The emitted laser pulses travel through the air until they encounter an object or a surface. When the laser pulse hits an object, it is reflected back toward the LiDAR sensor. The sensor contains a highly sensitive detector that can measure the time it takes for the laser pulse to travel to the object and return. This time-of-flight measurement is used to calculate the distance between the LiDAR sensor and the object.
Linear LiDAR systems record measurements for only the discrete returns. These systems only record the highest intensity returns from the laser pulse. Each pulse can record up to 8 returns due to the fragmentation of the pulse as it travels through air.
In summery Linear/Discrete LiDAR uses timed pulses of light to measure distance. To cover the width of a flight run Linear LiDAR uses a mirror to sweep those pulses across the width of the run. These systems only record the discrete returns providing a cleaner point cloud to work with as shown in the image above.
Full Waveform works as follows:
Full waveform LiDAR also emits short pulses of laser light. These systems typically use a combination of beam splitters and lenses, rather than mirrors, to split and shape the laser beam.
When the laser pulses encounter objects or surfaces in the environment, they are partially reflected back towards the LiDAR sensor. The sensor detects the incoming light, and instead of recording just the high intensity discrete returns it records the entire waveform of the reflected laser pulse.
Full waveform LiDAR sensors have a high-speed data acquisition system that captures the incoming waveforms with high temporal resolution. This means that they record many data points within a very short time period, capturing the entire shape of the reflected pulse in detail.
The resulting point cloud as illustrated in the image above will include a spectrum of low to high intensity values. Powerful processing software is required to filter and make this data useable.
In Summery Full Waveform LiDAR emits pulses of light split into multiple beams. These sensors record the entire waveform of the reflected laser pulse. This means they record multiple, varying intensity data points from a return rather than just the high intensity discrete returns.
What are the benefits for Linear and Full Waveform LiDAR?
Linear LiDAR Benefits:
High Accuracy: Linear LiDAR provides precise distance measurements to objects and surfaces, enabling accurate 3D mapping and spatial awareness.
Versatility These systems can be adapted to different applications by adjusting scanning parameters, such as laser power, pulse frequency, scanning range and resolution.
Speed: Linear LiDAR excels in capturing extensive swaths of terrain quickly.
Cost-Effective: Compared to some other LiDAR technologies (e.g., full waveform LiDAR), linear LiDAR systems are often more cost-effective for capture as they can capture wider more regular swaths in varying terrain.

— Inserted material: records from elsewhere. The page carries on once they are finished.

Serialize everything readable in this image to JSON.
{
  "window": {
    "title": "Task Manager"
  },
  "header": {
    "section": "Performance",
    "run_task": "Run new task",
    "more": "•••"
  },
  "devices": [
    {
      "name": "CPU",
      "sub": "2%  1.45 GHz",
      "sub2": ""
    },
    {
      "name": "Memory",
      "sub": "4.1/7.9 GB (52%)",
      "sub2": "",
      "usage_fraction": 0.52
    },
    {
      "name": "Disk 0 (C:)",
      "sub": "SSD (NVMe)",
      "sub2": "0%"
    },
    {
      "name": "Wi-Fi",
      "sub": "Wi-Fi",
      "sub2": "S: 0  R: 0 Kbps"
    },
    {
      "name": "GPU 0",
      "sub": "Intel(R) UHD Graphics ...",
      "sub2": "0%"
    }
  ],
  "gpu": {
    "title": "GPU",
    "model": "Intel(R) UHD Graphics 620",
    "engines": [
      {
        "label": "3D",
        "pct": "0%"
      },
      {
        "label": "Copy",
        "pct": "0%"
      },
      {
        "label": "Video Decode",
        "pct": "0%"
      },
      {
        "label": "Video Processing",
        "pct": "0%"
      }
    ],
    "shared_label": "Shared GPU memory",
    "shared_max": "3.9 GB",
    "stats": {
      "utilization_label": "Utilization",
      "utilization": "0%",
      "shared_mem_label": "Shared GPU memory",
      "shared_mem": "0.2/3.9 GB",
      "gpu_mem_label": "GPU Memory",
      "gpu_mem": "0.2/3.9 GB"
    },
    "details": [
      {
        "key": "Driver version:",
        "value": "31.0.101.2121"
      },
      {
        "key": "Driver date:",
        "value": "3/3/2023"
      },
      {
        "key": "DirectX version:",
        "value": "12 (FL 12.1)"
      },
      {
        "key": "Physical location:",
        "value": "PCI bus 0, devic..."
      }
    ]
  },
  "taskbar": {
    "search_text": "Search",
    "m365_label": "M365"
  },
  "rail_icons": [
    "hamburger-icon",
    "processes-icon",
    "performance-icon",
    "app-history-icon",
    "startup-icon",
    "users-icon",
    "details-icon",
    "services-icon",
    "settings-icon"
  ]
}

Simplified Data Processing: The data produced by linear LiDAR systems is relatively straightforward to process, especially when compared to the complex waveform data generated by full waveform LiDAR. Meaning it can be quicker to process and deliver to clients.
Full Waveform LiDAR Benefits:
Detailed Data: Full waveform LiDAR captures the entire shape and intensity of the laser pulse's waveform when it is reflected from objects and surfaces. This is especially beneficial for vegetation capture.
Material Identification: The waveform data can be used to differentiate between various materials and surfaces based on their reflective properties.
Classification: The richer dataset from Full waveform LiDAR can improve classification.
Between Linear and Full Waveform LiDAR technologies, there is no definitive winner. The choice between the two hinges on the specific requirements of each project. In reality for most end users it will be hard to distinguish between a classified point cloud from either technologies. It's worth noting that the addition of simultaneous imagery capture adds a wealth of additional data to the capture.
Linear LiDAR is versatile, highly accurate, efficient for large capture, quicker to process and in turn more cost effective for large capture areas. Full Waveform on the other hand records a greater number returns and in turn a richer dataset. This is valuable in situations where the reflective nature of the objects being scanned varies, such as vegetation. Full Waveform can take longer to capture and process making it less efficient.
As the geospatial landscape evolves, these two LiDAR technologies will continue to shape the way we explore, analyze, and understand the world from above.